_Work required_. Report, as a single number, how many lines of the records contain the word "МИНУСЫ".

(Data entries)
# # # # # # #
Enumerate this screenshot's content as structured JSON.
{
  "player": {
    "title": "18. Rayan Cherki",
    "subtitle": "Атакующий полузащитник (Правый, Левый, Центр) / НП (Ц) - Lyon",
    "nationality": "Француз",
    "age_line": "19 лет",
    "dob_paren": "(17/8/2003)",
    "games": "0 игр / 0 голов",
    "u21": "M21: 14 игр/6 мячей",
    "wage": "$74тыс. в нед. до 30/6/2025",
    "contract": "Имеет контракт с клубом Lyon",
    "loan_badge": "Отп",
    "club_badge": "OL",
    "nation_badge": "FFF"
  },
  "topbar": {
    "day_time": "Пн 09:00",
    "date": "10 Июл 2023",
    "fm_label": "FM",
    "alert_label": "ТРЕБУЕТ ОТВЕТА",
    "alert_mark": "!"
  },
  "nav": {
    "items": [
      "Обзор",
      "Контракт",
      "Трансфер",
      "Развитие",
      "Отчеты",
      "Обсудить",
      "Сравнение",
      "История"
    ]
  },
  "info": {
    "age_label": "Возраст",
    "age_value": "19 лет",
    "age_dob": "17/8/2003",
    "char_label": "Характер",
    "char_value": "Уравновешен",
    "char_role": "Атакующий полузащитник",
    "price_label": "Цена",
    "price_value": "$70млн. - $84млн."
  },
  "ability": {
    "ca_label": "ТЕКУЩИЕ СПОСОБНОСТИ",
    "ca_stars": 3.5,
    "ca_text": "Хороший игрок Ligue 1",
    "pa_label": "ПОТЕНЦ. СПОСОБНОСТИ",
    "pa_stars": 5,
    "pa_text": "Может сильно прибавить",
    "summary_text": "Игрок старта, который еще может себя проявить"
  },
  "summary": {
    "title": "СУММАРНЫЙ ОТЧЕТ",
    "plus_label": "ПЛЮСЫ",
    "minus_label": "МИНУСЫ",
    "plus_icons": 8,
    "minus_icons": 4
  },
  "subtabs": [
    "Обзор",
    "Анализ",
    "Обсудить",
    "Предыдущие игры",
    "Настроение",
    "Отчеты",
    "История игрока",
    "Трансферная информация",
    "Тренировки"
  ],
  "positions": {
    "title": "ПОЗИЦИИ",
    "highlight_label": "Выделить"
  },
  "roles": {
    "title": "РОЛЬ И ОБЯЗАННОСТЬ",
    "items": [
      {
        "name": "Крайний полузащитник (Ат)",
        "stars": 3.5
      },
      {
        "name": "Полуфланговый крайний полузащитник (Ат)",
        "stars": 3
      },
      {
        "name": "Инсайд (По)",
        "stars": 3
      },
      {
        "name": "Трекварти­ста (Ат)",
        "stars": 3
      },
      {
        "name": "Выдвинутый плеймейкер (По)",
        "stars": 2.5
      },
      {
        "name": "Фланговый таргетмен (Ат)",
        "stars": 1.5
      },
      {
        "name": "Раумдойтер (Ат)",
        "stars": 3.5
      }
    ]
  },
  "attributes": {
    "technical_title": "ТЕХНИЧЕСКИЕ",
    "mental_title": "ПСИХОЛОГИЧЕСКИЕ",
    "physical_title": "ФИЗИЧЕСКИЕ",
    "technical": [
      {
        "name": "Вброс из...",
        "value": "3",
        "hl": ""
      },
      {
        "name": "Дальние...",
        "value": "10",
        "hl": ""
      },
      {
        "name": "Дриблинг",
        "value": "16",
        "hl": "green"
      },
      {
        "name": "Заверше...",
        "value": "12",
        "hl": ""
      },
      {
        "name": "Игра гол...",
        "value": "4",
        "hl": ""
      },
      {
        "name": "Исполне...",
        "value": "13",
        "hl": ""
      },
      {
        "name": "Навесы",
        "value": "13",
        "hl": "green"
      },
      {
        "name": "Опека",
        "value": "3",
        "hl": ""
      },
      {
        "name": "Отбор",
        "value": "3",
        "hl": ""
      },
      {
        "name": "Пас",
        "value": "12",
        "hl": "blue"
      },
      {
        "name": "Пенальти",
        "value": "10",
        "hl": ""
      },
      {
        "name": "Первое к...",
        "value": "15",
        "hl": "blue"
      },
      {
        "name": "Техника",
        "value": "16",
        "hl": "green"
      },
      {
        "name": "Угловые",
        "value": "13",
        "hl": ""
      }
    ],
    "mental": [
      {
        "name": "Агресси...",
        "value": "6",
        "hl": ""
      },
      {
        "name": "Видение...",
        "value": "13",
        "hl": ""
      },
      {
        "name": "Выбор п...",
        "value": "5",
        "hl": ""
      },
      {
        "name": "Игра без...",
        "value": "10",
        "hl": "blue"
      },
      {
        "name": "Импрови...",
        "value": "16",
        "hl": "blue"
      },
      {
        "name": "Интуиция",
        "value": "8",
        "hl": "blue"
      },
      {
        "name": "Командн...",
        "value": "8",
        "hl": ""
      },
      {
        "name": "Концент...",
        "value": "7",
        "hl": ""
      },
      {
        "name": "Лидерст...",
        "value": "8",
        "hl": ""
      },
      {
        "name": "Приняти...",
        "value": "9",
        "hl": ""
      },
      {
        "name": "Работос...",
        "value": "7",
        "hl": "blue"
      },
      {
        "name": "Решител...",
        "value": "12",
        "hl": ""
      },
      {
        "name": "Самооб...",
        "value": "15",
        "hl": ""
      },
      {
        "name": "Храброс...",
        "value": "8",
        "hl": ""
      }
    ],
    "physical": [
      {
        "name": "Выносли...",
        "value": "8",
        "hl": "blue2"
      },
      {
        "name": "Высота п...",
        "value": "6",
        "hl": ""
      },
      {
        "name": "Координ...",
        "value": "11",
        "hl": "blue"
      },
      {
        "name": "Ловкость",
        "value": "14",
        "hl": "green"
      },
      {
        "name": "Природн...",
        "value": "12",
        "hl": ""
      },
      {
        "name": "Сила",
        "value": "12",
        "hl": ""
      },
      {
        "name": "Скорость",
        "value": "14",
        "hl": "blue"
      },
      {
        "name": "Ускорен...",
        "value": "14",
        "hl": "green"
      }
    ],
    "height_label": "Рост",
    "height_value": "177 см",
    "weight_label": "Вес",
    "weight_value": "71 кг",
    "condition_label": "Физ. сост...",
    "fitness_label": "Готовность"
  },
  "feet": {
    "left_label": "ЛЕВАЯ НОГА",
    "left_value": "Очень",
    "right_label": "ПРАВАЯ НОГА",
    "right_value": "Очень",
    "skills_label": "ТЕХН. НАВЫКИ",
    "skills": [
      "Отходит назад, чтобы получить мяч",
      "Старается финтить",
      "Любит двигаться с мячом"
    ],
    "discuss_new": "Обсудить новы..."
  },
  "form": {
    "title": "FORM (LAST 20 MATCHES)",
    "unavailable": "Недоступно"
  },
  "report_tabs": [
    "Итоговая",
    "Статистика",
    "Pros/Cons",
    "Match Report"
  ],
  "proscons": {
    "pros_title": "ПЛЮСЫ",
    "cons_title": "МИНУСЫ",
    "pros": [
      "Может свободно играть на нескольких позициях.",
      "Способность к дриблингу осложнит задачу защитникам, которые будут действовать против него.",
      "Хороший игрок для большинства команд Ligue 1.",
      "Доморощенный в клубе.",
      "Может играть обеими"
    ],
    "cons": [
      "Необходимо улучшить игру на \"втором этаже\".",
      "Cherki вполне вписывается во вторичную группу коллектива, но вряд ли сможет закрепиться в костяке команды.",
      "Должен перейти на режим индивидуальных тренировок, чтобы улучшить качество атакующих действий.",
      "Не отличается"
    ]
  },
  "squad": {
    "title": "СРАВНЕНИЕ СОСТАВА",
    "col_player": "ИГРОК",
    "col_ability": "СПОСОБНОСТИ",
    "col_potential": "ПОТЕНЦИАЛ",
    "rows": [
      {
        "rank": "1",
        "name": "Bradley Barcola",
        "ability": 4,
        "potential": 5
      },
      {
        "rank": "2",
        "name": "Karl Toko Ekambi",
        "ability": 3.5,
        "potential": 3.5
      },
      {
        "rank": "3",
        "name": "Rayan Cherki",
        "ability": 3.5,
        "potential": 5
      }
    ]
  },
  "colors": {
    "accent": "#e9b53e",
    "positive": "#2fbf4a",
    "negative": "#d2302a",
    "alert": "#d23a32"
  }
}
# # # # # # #
_Solution to the exercise_. 2